hg: Meditating with a Sponge

Ah, washing up. That old chestnut.

For those of us without dishwashers it’s a constant battle to keep those pesky dirty dishes at bay. They stack up swiftly and, if left for just a day, can mutate into a mountain of stubborn, grubby misery.

Despite this, I’ve gained the upper hand in my struggle with washing up thanks to a couple of small insights.

The first was gleaned from a book called A Monk’s Guide to a Clean House and Mind by Shoukei Matsumoto. It gives a glimpse into the daily rituals of Buddhist monks and explains why they follow such meticulous routines.

In particular, Matsumoto talks about the respect monks give to cooking and cleaning. Not only are these tasks vital in maintaining a healthy life and pleasant living space, they are also done in the service of a greater purpose. That purpose being to cultivate and calm the mind.

In order to do this one should perform them diligently and mindfully. Cleaning like a monk requires complete focus on the task at hand, whether it be scrubbing an oven dish or dusting the shelves. It’s a practise in mindfulness - an attempt to inhabit the present moment and calm the impulse to hurry along to the next thing.

I’ve tried to apply this mindset to washing up. I treat it like a sloshy, soapy meditation. I try to concentrate on each scrub of the sponge and every satisfying dunk into the bubbles.

By giving it my proper attention, washing up has been elevated to something wholesome and meditative, rather than an irritating chore to rush through. It can be done slowly. The gradual transformation from dirty, messy pile to neatly stacked draining board can be enjoyed.

It really has made the whole thing more tolerable. I take pride in doing it carefully and often volunteer to do the washing up when it’s not my turn. It’s not always a pleasure - I’m no monk - but it’s not a struggle either.

The second insight was derived from my obsession with minimalism.

During previous slogs through mountains of dirty dishes, I noticed cutlery was the most time-consuming and laborious part. There was a lot of it - we had thirty-two individual pieces of cutlery - and it’s fiddly to clean.

Something had to be done.

Naturally, I gravitated towards a solution that involved getting rid of things. My thoughts ran: cutlery is annoying to clean, especially in large quantities… we should have less cutlery.

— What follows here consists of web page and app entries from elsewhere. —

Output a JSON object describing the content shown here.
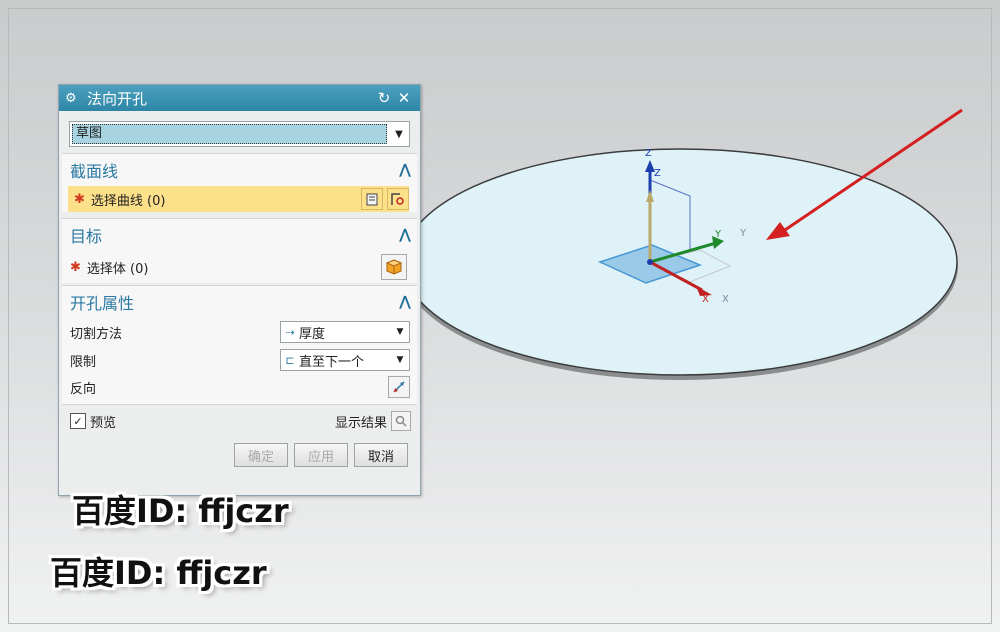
{
  "dialog": {
    "title": "法向开孔",
    "type_value": "草图",
    "sections": {
      "section_curve": {
        "title": "截面线",
        "select_label": "选择曲线 (0)"
      },
      "target": {
        "title": "目标",
        "select_label": "选择体 (0)"
      },
      "hole_props": {
        "title": "开孔属性",
        "cut_method_label": "切割方法",
        "cut_method_value": "厚度",
        "limit_label": "限制",
        "limit_value": "直至下一个",
        "reverse_label": "反向"
      }
    },
    "preview_label": "预览",
    "show_result_label": "显示结果",
    "buttons": {
      "ok": "确定",
      "apply": "应用",
      "cancel": "取消"
    }
  },
  "triad": {
    "z": "Z",
    "y": "Y",
    "x": "X"
  },
  "watermarks": [
    "百度ID: ffjczr",
    "百度ID: ffjczr"
  ],
  "colors": {
    "title_bar": "#2e86a6",
    "highlight": "#fde08a",
    "disk_fill": "#dff2f7",
    "arrow": "#d42020"
  }
}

And so, enduring valid accusations of insanity from Naomi, I took half of our cutlery from the drawer, bundled it up with elastic bands, and put it in a hard-to-reach storage box. We were left with sixteen pieces of cutlery (four knives, four forks, four spoons, and four teaspoons).

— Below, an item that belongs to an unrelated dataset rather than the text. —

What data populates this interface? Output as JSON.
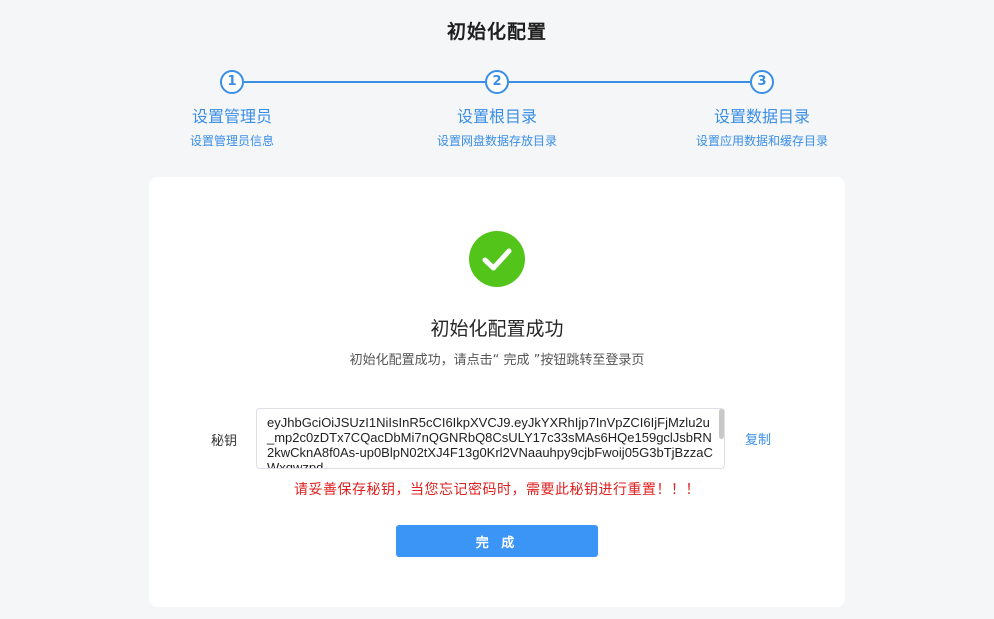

I reasoned that with less we’d never again be left with the soul-crushing job of cleaning thirty-two bits of cutlery. We’d also be forced to wash up more regularly. Little and often was the idea.

I’m pleased as punch to say it works. We now wash up once or twice a day, without fail, so it’s no longer a depressingly big undertaking. Gunk isn’t left to congeal on plates. It’s easy to stack the draining board. And the cutlery is a breeze! Another small victory in the mundanity of life. I wonder what else could be banished from the kitchen...

I never considered Buddhist teachings of mindfulness and voluntary simplicity to be applicable to such lowly routines - their rightful place being monasteries and minimalist Japanese households. Not so. By simply concentrating on my washing up and embracing the task, and by getting rid of some cutlery, I’ve found a useful way of incorporating a bit more Zen in my daily life. Namaste.